With every self-publishing success story, the door opens a tiny bit wider for the acceptance of indie authors. For every Amanda Hocking, Abbie Glines, David Gaughran, Bella Andre, or Hugh Howey (the list goes on and on), industry watchers and consumers alike begin to show a small measure of greater respect for the choices authors are making.
But there are still a few facets of the book industry who remain holdouts, who refuse to acknowledge the contributions of these authors by right of not having been traditionally published. Everything from major book awards to health insurance can be determined simply by whose name is on the back cover of the book, and if there is even a back cover at all.
Bookstores top the list as being one of the last major hurdles for indie authors. Even through inclusion in book distribution catalogs, which often incurs an additional fee, authors still have to take it upon themselves to contact bookstores individually and ask them to stock their titles. Interestingly, it is often independently-owned bookstores that are more likely to form that connection with authors, as major chain retailers often use exclusive distribution agreements.
Major book awards are also typically off limits to self-published authors, regardless of how high the title may have climbed on the best seller list, and for how many weeks it stayed there. The Guardian reported today on the fact that the criteria for consideration includes being published by a known publisher, and that certain award-winning titles only received that accolade after the book was re-released by a traditional publisher. If the book was good enough to win the price, why couldn’t it have been considered before a well-known publisher decided to take a percentage of the royalties?
Finally, book reviews in major publications continue to frustrate authors, as many of the well-known news outlets refuse to review self-published books. Sadly, this phenomenon can even be found at the local, hometown newspaper level.
Some headway is being made, though. The Authors Guild, for one, allows self-published authors and freelance writers to join their club, as long as they’ve earned $5,000 in an 18-month period from the sales of their books.

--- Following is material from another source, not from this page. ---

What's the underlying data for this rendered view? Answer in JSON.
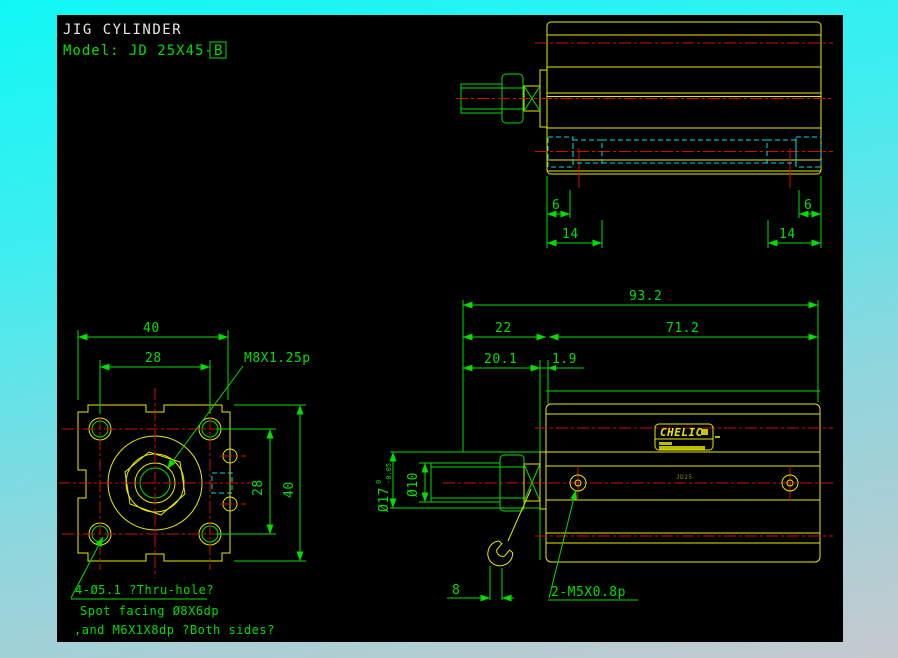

Authors who haven’t quite earned that much but have earned at least $500 in that same period are eligible for Associate membership, meaning they can pay the $90 annual dues but cannot vote.
Variety ran an interesting short article this week saying that digital sales of Frank Miller’s Batman: The Dark Knight Returns shot up after Zack Snyder said the Batman character in his followup to Man of Steel will be inspired by Miller’s take on the Caped Crusader.
In fact, DC Comics says that digital sales of Batman: The Dark Knight Returns were up 161% in July over June’s numbers, setting a record for sales of a full-priced digital graphic novel. Print sales were also up by a similar margin, according to BookScan.
The problem is that because neither publishers nor distributors release sales numbers for digital comics, we have no idea what that means. If ten copies sold in June and 16 copies sold in July, that would account for the increase—but that’s not a lot of books. On the other hand, if 10,000 sold in June and 16,100 sold in July, that would be something to crow about.
It is true that Batman: The Dark Knight Returns made some of our digital best-seller lists in the second half of July. On July 21, the last day of Comic-Con, it was in the #2 spot on both the Kindle and iBooks lists. On July 28, it was at #6 on the Kindle list. It wasn’t on any of the best-seller lists in the first two weeks of July, not surprisingly as the announcement hadn’t been made yet, so that 161% increase all came in the last two weeks of the month. The best-seller lists are revised hourly so the ones I publish weekly are just a snapshot, but it gives an idea of how the book was doing relative to other digital comics.